Date of Award
Doctor of Philosophy (PhD)
Michelle L. Kelley
Experimental demonstrations and theoretical developments have identified that the ability to control one’s own behavior (i.e., trait self-control, state self-regulation) may be particularly influential in the prediction of aggression and alcohol-related aggression. The research investigating alcohol-related aggression, however, has neglected a large body of research focused on state variation of self-regulation. Consequently, the current study aimed to use a daily diary methodology design to examine associations between daily alcohol use and aggressive behaviors (i.e., direct, indirect), as well as the influence of trait self-control and state self-regulation on these relationships. Participants were 105 (80% female) college student drinkers. Mean age was 23.81 (SD = 7.53) years. Students completed baseline questionnaires and up to 14 consecutive, daily surveys regarding the prior days’ exertion of self-regulation, alcohol use, aggression, and alcohol-related aggression. Multilevel modeling results indicated that on days when participants experienced greater stress, and thus exerted greater self-regulation, they were less likely to consume alcohol and less likely to engage in indirect aggression. Further, the relationship between self-regulation and indirect aggression was stronger for individuals lower in trait self-control. Additionally, a priori exploratory analyses revealed that alcohol-related direct aggression was more likely to occur on days in which alcohol-related indirect aggression occurred, supporting a co-occurrence of alcohol-related aggressive behaviors.
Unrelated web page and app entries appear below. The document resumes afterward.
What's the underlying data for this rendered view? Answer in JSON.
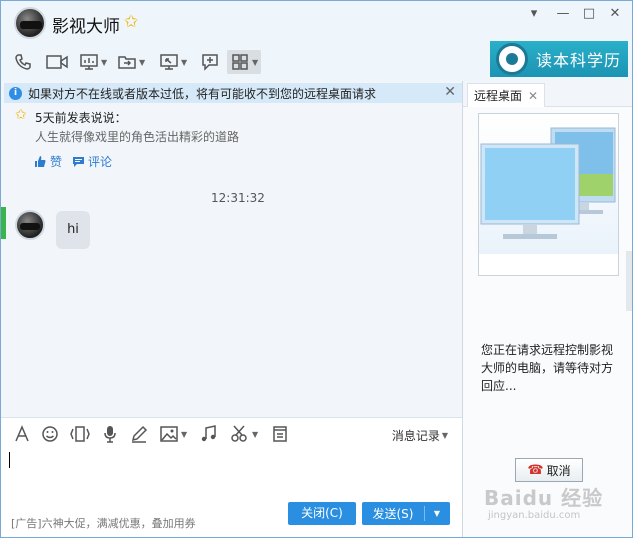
{
  "window": {
    "title": "影视大师",
    "controls": {
      "menu": "▾",
      "minimize": "—",
      "maximize": "□",
      "close": "✕"
    }
  },
  "toolbar": {
    "icons": [
      "phone-icon",
      "video-icon",
      "screen-share-icon",
      "file-transfer-icon",
      "remote-desktop-icon",
      "new-chat-icon",
      "apps-icon"
    ]
  },
  "brand": {
    "text": "读本科学历"
  },
  "notice": {
    "text": "如果对方不在线或者版本过低，将有可能收不到您的远程桌面请求"
  },
  "feed": {
    "title": "5天前发表说说：",
    "body": "人生就得像戏里的角色活出精彩的道路",
    "like_label": "赞",
    "comment_label": "评论"
  },
  "conversation": {
    "timestamp": "12:31:32",
    "messages": [
      {
        "text": "hi"
      }
    ]
  },
  "input": {
    "history_label": "消息记录",
    "ad_text": "[广告]六神大促，满减优惠，叠加用券",
    "close_label": "关闭(C)",
    "send_label": "发送(S)"
  },
  "right_panel": {
    "tab_label": "远程桌面",
    "status_text": "您正在请求远程控制影视大师的电脑，请等待对方回应...",
    "cancel_label": "取消"
  },
  "watermark": {
    "main": "Baidu 经验",
    "sub": "jingyan.baidu.com"
  },
  "colors": {
    "accent": "#2a8fe0",
    "notice_bg": "#d6e9f8",
    "brand_bg": "#1c93b3",
    "online": "#3ab54a"
  }
}
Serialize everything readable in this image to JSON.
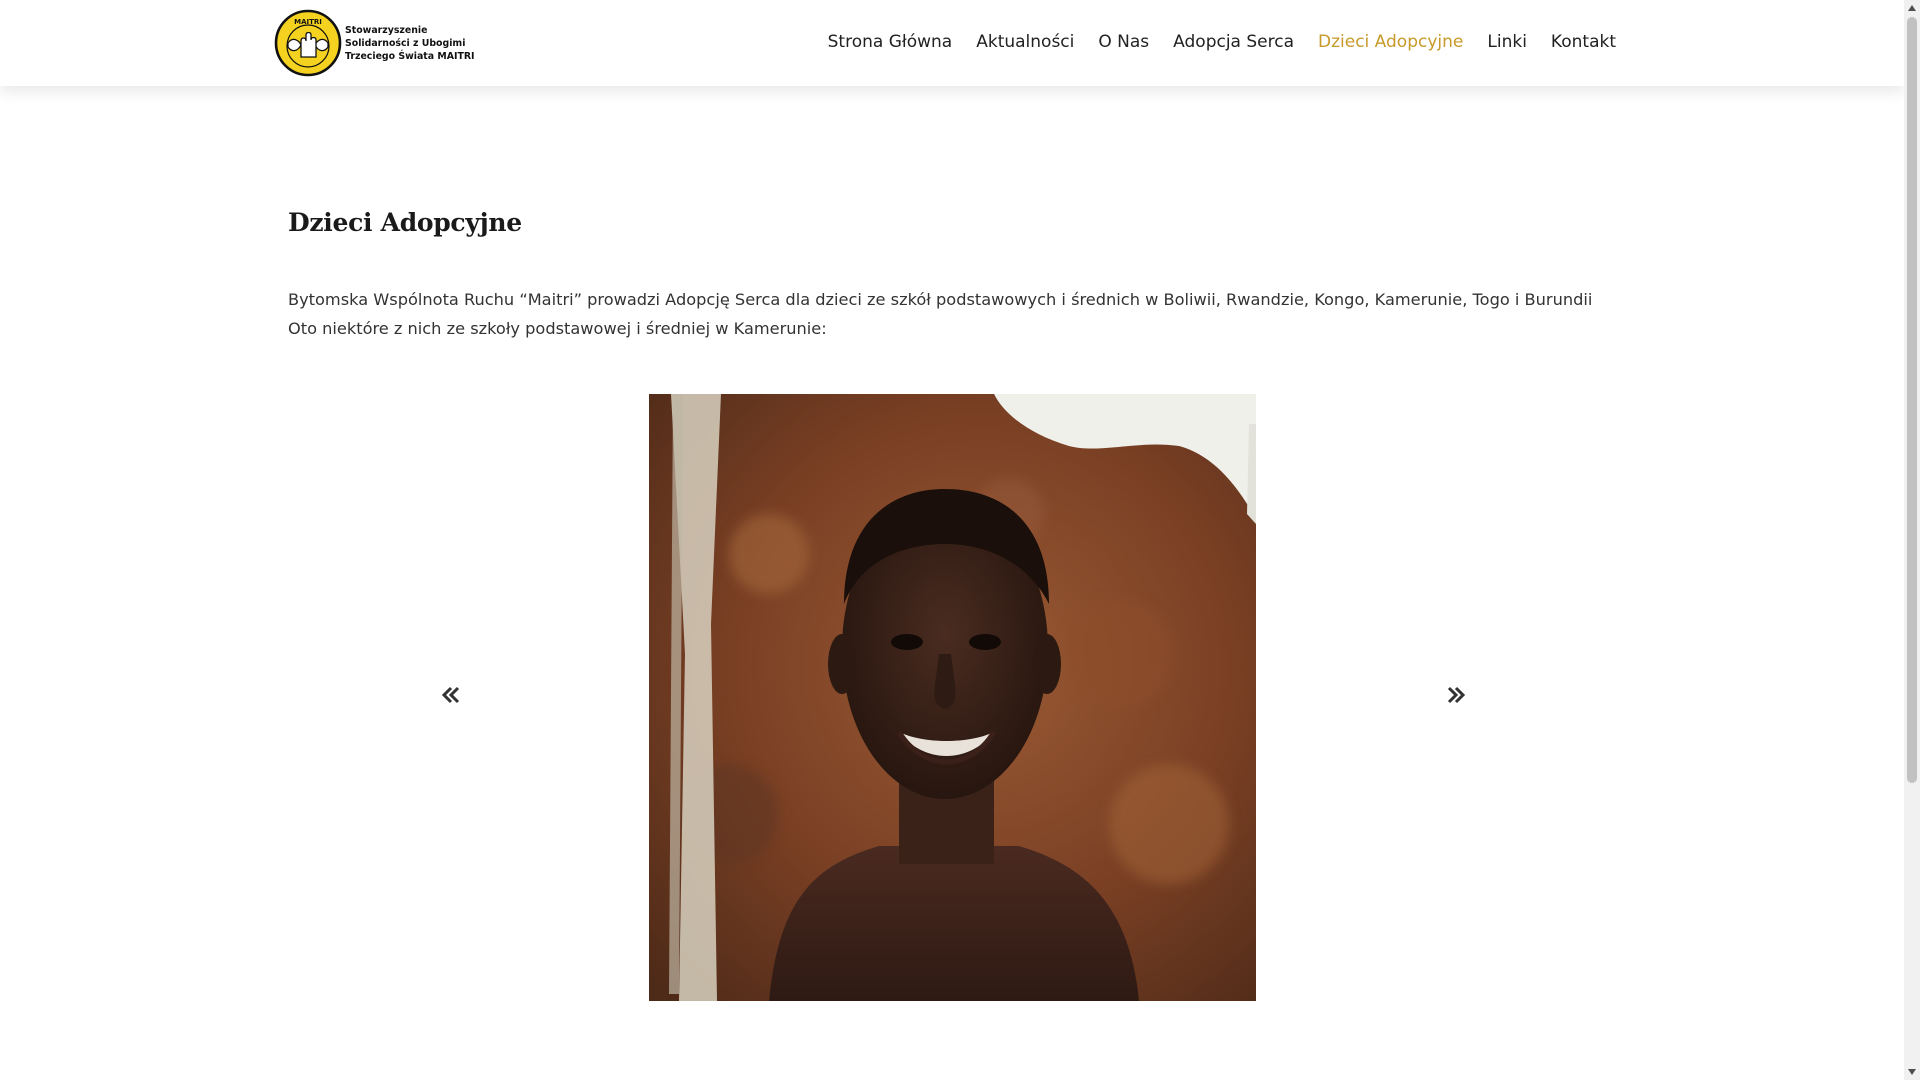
{
  "header": {
    "logo": {
      "badge_text": "MAITRI",
      "lines": [
        "Stowarzyszenie",
        "Solidarności z Ubogimi",
        "Trzeciego Świata MAITRI"
      ]
    },
    "nav": [
      {
        "label": "Strona Główna",
        "active": false
      },
      {
        "label": "Aktualności",
        "active": false
      },
      {
        "label": "O Nas",
        "active": false
      },
      {
        "label": "Adopcja Serca",
        "active": false
      },
      {
        "label": "Dzieci Adopcyjne",
        "active": true
      },
      {
        "label": "Linki",
        "active": false
      },
      {
        "label": "Kontakt",
        "active": false
      }
    ]
  },
  "main": {
    "title": "Dzieci Adopcyjne",
    "intro": "Bytomska Wspólnota Ruchu “Maitri” prowadzi Adopcję Serca dla dzieci ze szkół podstawowych i średnich w Boliwii, Rwandzie, Kongo, Kamerunie, Togo i Burundii Oto niektóre z nich ze szkoły podstawowej i średniej w Kamerunie:",
    "slider": {
      "prev_icon": "double-chevron-left-icon",
      "next_icon": "double-chevron-right-icon"
    }
  },
  "colors": {
    "accent": "#c89a2a",
    "logo_yellow": "#f4d21f",
    "text": "#333333"
  }
}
Importantly, this association was found above the influence of baseline alcohol consumption, trait self-control, and dispositional aggression. Self-regulation also was found to be associated with the likelihood of alcohol-related direct and alcohol-related indirect aggression such that on days when participants exerted greater self-regulation, they were less likely to engage in aggression after consuming alcohol. Study findings support recent literature refuting the ego depletion effect. Future research is necessary to examine individual-level difference variables that may be influencing the effect of stress on self-regulation and examined outcomes.
Sheehan, Brynn E..
"A Daily Diary Investigation of Behavioral Disinhibition and Alcohol-related Aggression"
(2016). Doctor of Philosophy (PhD), dissertation, Psychology, Old Dominion University, DOI: 10.25777/p7jd-vs86